▶ What you will do:
Every line below that includes the word "channel" needs to be copied.

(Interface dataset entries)
-----
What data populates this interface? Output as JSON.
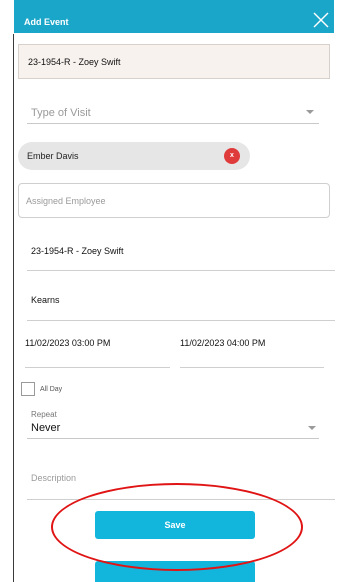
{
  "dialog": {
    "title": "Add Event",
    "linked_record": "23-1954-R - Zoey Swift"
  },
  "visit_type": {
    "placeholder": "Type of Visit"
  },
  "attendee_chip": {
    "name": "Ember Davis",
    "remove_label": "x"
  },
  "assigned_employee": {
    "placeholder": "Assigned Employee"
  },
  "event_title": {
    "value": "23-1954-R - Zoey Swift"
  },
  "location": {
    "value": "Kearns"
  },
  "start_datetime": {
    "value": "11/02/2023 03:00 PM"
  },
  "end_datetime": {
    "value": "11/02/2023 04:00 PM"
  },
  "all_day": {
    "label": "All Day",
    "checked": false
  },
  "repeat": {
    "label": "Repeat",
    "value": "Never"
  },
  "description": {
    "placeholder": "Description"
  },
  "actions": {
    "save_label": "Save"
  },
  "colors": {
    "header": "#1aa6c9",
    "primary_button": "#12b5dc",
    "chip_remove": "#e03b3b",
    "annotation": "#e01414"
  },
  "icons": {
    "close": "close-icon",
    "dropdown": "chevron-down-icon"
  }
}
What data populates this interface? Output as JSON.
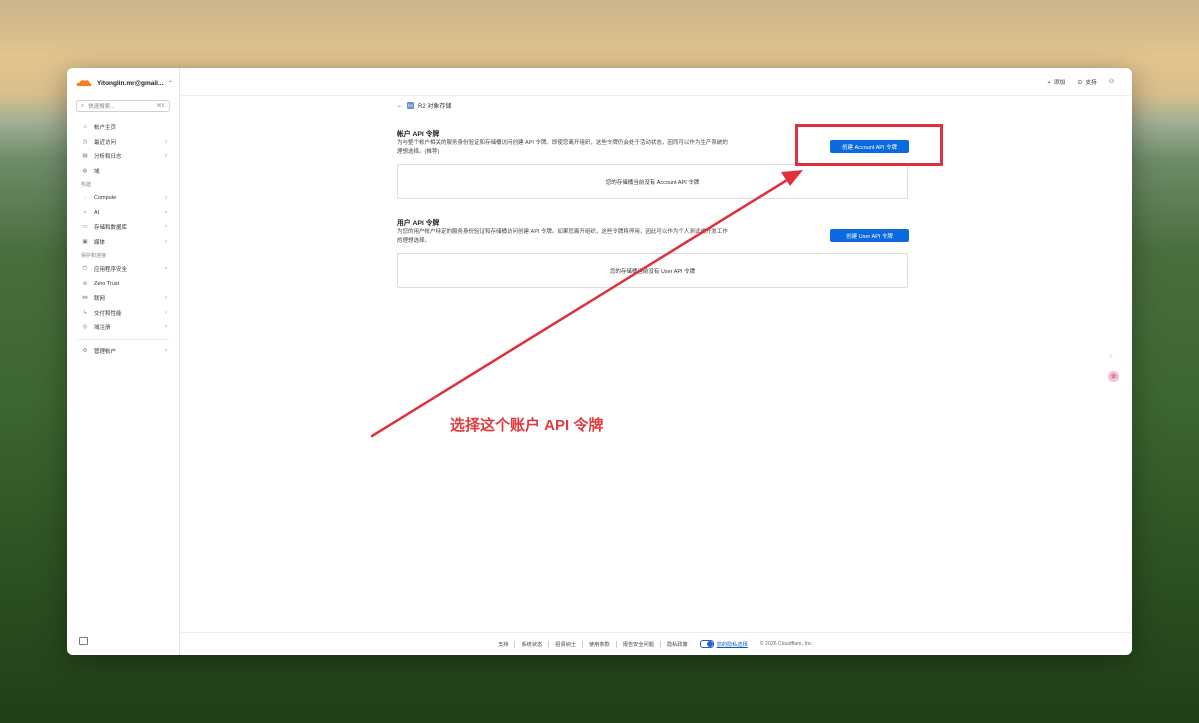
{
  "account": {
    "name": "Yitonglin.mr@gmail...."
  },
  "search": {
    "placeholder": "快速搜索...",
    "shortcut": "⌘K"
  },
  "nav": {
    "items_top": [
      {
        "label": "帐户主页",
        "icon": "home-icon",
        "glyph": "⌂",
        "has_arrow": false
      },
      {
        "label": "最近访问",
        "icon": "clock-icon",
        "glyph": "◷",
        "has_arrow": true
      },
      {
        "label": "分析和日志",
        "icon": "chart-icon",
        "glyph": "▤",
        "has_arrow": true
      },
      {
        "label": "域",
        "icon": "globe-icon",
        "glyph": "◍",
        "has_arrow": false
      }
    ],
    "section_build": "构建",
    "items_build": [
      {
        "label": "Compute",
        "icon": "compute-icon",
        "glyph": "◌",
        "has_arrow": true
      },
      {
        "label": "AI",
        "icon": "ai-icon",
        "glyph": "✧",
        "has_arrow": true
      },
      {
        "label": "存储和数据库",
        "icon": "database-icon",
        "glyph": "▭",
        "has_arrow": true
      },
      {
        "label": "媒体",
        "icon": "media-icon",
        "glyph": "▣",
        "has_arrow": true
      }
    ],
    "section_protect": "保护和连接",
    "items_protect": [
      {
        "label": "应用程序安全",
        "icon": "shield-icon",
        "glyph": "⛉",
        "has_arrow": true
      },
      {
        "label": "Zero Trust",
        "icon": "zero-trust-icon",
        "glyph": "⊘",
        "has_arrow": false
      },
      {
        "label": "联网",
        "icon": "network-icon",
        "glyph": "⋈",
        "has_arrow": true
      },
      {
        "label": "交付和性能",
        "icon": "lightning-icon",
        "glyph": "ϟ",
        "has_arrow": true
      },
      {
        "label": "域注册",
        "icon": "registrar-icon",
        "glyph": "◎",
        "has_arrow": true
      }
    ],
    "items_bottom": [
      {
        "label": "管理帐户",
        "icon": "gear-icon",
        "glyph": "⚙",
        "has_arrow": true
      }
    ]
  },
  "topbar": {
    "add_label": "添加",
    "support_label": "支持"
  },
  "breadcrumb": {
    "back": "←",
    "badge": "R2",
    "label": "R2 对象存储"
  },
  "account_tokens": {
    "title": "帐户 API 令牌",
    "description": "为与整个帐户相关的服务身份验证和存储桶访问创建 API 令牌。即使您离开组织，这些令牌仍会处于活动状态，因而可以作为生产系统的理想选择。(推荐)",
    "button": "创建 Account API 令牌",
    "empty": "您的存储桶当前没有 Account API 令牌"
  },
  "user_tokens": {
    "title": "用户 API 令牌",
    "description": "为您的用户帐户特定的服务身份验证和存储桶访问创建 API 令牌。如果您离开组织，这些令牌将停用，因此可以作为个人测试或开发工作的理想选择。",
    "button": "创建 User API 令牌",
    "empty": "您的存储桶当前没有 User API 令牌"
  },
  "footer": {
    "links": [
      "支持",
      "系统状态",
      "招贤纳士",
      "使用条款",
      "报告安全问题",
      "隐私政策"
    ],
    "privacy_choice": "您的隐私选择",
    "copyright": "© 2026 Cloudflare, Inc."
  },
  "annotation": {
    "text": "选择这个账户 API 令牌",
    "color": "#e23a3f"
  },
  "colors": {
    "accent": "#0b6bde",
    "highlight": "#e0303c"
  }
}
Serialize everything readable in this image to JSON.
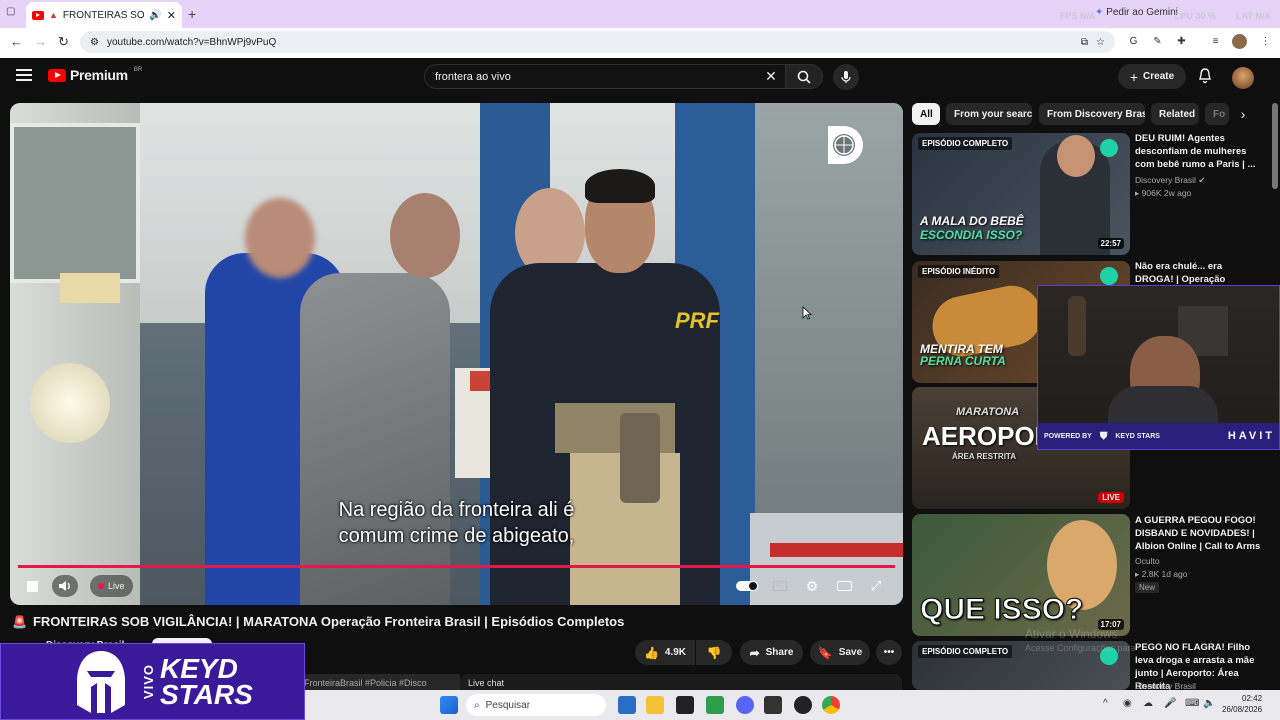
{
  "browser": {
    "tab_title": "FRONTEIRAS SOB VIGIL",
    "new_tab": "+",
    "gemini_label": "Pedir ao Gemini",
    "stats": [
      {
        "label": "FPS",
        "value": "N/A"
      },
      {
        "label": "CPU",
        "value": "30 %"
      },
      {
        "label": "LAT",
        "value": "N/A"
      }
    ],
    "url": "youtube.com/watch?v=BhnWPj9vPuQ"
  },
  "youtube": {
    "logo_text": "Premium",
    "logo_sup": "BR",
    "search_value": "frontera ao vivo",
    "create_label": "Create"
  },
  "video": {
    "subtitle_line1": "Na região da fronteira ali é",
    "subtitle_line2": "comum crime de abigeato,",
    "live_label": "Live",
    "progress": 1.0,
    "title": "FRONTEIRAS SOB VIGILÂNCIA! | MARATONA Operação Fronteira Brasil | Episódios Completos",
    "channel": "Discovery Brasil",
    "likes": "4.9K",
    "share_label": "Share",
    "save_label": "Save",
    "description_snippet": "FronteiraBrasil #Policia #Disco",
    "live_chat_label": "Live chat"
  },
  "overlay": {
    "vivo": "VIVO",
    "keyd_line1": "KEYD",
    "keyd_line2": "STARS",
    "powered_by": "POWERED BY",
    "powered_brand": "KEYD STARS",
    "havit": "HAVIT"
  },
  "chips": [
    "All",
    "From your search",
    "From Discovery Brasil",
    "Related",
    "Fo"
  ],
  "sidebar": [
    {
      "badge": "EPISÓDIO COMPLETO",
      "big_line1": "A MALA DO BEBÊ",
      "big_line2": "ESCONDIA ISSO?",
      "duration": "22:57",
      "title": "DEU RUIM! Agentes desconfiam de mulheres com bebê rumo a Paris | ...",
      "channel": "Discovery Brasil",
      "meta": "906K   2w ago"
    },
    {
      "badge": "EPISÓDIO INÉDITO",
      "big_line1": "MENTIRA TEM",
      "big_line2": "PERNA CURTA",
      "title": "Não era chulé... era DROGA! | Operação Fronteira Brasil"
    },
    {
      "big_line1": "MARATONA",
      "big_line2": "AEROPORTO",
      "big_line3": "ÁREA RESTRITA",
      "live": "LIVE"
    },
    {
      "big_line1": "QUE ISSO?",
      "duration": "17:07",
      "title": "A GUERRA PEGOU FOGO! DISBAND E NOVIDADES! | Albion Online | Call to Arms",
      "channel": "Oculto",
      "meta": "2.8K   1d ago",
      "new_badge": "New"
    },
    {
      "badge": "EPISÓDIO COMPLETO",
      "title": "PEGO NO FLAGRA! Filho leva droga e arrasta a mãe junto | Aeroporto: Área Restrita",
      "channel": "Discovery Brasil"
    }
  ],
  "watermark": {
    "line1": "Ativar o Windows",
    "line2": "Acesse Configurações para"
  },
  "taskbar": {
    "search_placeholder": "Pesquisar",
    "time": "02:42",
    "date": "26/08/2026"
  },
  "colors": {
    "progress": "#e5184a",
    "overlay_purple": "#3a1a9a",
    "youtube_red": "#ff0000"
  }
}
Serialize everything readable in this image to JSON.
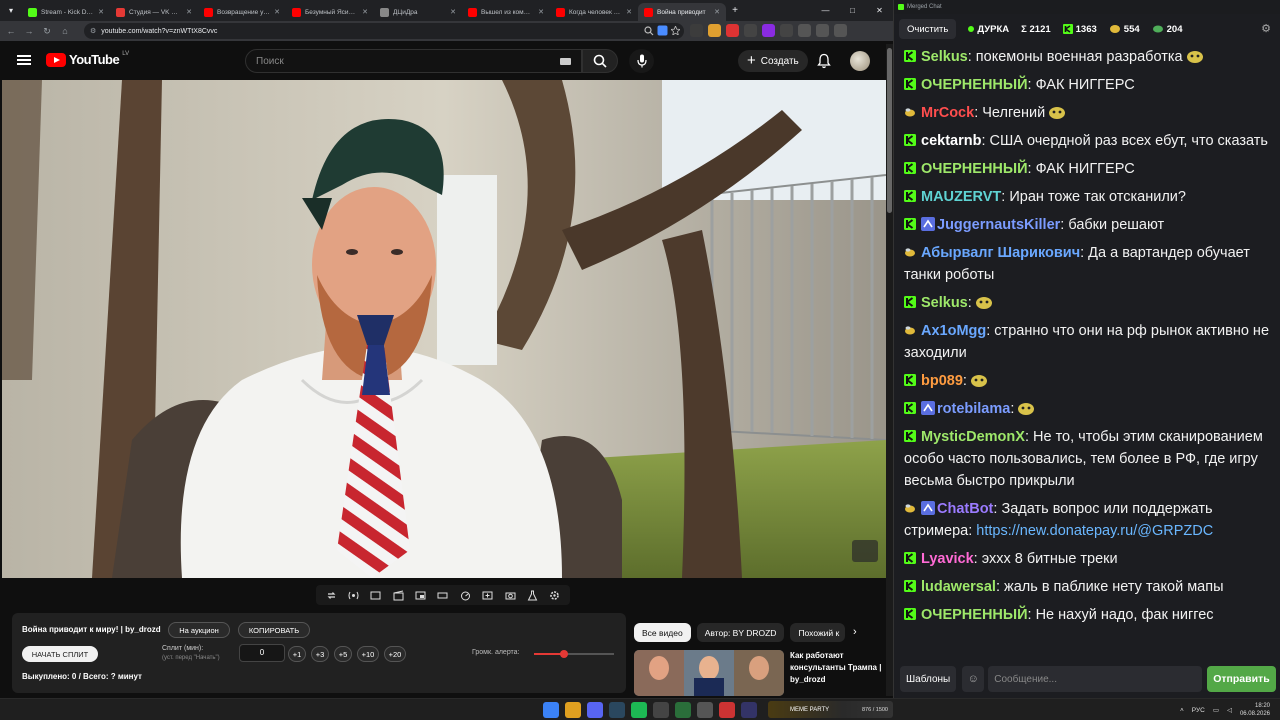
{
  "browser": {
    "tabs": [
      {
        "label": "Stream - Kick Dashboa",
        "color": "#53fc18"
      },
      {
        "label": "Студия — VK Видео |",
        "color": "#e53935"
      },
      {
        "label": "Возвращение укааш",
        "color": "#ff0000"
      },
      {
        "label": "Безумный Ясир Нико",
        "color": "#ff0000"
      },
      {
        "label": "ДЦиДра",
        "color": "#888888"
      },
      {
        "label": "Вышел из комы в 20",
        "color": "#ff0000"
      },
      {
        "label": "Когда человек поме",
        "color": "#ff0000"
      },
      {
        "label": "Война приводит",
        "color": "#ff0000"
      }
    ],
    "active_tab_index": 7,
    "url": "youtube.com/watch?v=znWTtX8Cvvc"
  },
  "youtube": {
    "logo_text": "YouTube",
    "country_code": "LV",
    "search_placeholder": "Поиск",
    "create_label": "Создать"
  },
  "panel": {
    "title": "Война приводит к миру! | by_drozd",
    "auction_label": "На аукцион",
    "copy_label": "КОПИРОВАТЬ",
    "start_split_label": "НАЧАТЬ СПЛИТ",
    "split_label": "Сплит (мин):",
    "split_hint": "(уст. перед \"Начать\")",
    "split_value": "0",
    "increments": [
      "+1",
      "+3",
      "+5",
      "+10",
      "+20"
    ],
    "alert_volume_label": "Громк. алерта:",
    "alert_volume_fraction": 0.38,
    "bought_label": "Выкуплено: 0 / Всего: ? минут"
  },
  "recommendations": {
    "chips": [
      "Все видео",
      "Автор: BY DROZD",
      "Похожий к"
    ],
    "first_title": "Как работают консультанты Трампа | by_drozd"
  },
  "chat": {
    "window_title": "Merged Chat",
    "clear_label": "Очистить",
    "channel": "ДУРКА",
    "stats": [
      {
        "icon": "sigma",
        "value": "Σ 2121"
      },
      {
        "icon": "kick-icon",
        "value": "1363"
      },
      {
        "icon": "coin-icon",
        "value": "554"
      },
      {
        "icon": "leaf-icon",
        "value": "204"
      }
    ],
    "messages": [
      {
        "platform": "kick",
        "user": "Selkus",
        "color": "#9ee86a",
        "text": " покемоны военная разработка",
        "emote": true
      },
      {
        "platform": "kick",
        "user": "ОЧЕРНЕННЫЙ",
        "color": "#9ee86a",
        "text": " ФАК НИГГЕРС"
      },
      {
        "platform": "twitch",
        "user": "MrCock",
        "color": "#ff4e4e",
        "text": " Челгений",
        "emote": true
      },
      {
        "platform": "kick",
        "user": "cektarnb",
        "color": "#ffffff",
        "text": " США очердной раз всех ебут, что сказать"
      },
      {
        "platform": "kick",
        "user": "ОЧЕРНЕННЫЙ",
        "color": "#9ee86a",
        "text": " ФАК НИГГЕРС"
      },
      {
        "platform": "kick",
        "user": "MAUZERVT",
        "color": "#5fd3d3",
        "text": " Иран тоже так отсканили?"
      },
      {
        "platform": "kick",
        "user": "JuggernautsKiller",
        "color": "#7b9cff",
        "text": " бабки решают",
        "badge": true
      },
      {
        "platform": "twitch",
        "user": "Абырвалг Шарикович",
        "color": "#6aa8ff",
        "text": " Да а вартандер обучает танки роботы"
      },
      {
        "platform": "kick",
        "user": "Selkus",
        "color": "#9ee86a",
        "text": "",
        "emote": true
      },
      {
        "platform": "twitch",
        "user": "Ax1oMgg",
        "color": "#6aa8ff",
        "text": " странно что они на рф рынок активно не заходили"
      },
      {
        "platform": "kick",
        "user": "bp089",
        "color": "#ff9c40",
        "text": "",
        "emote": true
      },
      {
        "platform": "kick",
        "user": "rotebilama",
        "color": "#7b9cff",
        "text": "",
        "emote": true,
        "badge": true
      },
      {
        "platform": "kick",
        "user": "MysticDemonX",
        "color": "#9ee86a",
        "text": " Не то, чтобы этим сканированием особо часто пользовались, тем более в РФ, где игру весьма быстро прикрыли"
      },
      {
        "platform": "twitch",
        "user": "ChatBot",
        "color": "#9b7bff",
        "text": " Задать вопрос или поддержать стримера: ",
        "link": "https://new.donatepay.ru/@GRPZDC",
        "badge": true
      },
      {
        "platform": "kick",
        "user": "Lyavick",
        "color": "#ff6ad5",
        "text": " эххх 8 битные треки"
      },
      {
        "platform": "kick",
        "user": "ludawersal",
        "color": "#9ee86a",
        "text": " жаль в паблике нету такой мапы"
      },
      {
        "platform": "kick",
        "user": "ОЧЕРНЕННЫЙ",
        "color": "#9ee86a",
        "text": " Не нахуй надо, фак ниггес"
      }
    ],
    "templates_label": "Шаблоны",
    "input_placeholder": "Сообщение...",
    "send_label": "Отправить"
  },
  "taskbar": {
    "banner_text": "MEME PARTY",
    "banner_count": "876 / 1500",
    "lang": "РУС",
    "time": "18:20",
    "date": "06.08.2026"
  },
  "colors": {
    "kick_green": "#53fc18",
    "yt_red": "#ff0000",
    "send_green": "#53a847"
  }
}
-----
▶ Result:
    "channel": "Discovery Brasil",
      "channel": "Discovery Brasil",
      "channel": "Oculto",
      "channel": "Discovery Brasil"
    "channel": "ДУРКА",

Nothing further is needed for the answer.